*Exercise*: Each line of the records below that includes "Chevron" adds one to the count; state the final count by itself.
━━━━━━━━━━━━━━━━━━━━
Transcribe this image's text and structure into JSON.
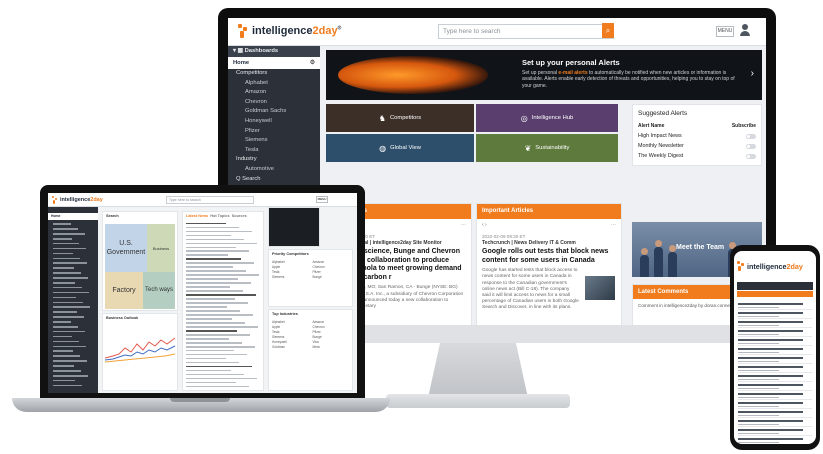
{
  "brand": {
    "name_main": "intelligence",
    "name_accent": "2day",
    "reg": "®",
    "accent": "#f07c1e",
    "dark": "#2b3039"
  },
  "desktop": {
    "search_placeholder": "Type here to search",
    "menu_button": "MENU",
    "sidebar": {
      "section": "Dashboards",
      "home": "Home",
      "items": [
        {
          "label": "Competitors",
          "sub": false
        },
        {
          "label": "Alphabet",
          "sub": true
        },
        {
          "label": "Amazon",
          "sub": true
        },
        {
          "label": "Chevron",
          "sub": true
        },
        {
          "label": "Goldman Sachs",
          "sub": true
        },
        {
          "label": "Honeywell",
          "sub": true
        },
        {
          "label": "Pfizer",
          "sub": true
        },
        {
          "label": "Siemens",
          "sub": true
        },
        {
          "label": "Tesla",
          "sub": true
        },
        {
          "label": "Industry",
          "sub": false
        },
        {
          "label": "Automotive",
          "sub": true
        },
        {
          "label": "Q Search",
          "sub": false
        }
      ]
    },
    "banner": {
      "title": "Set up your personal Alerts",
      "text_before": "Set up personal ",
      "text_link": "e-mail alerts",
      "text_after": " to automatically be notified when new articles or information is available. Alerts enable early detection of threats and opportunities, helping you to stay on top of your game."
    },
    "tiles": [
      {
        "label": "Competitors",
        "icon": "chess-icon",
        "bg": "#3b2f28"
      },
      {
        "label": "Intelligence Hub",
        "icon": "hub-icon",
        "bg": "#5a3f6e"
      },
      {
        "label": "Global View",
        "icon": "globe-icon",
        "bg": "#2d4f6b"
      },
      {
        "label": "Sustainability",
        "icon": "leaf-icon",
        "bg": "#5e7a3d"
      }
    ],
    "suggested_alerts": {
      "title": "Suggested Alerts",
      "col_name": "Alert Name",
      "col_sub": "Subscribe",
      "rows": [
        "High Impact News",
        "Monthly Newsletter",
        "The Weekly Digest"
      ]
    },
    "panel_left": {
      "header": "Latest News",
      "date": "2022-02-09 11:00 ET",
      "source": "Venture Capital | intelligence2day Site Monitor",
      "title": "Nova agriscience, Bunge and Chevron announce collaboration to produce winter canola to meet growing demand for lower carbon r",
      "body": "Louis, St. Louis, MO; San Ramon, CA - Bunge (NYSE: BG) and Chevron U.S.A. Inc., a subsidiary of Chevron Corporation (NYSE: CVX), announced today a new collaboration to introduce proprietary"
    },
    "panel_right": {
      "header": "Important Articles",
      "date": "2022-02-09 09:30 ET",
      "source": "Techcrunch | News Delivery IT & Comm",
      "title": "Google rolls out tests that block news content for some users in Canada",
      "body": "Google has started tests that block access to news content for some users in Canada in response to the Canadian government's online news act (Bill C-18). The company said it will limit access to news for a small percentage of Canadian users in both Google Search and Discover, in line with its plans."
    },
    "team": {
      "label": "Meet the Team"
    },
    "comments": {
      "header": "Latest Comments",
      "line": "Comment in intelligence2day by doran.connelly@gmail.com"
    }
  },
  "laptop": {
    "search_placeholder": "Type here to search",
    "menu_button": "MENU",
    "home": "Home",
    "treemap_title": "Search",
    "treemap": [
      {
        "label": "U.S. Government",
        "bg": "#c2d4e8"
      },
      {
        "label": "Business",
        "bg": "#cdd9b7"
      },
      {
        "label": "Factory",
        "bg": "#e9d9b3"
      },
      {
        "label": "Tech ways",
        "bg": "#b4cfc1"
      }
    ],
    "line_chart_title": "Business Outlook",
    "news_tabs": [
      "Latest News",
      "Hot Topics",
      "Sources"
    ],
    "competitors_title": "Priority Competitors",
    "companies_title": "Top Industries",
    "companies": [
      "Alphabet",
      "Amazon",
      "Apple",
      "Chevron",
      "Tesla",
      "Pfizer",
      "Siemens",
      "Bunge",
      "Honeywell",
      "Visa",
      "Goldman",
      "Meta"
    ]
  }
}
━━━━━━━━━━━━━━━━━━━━
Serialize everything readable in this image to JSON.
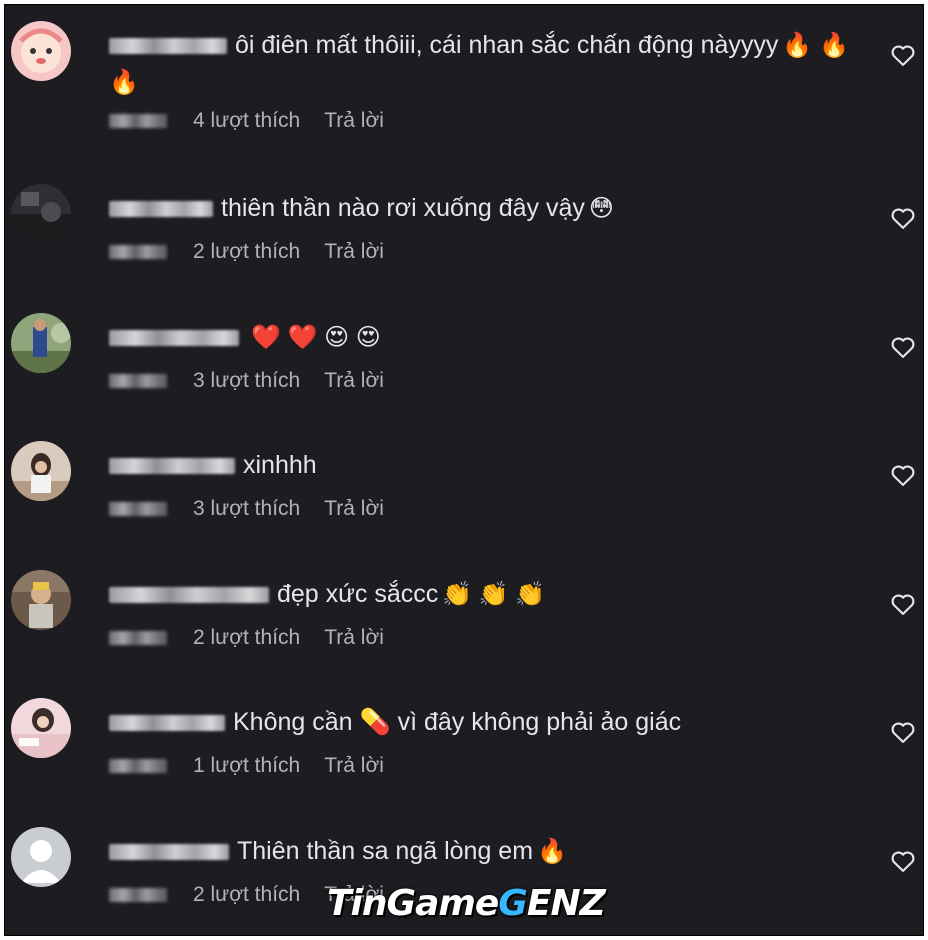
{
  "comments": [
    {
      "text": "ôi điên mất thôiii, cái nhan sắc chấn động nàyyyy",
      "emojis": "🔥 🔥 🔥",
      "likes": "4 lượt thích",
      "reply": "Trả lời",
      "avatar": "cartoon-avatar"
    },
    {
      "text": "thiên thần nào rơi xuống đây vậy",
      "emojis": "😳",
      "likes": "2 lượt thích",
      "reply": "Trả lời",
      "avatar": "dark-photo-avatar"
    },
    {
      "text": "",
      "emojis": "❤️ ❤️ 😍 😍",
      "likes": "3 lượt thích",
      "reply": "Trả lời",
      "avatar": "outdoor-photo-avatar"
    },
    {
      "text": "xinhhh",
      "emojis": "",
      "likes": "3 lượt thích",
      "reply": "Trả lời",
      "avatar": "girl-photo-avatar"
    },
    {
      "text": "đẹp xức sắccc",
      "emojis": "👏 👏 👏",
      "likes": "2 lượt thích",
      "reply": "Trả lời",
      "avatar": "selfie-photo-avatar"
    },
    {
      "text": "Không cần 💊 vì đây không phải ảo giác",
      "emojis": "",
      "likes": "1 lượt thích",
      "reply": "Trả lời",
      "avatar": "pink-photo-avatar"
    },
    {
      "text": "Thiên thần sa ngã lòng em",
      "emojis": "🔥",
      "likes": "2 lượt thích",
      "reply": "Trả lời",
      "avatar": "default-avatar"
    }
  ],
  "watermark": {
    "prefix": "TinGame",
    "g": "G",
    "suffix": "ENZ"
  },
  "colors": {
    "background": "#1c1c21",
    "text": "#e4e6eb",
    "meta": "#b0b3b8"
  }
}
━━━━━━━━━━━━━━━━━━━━
*Output for this task*: 4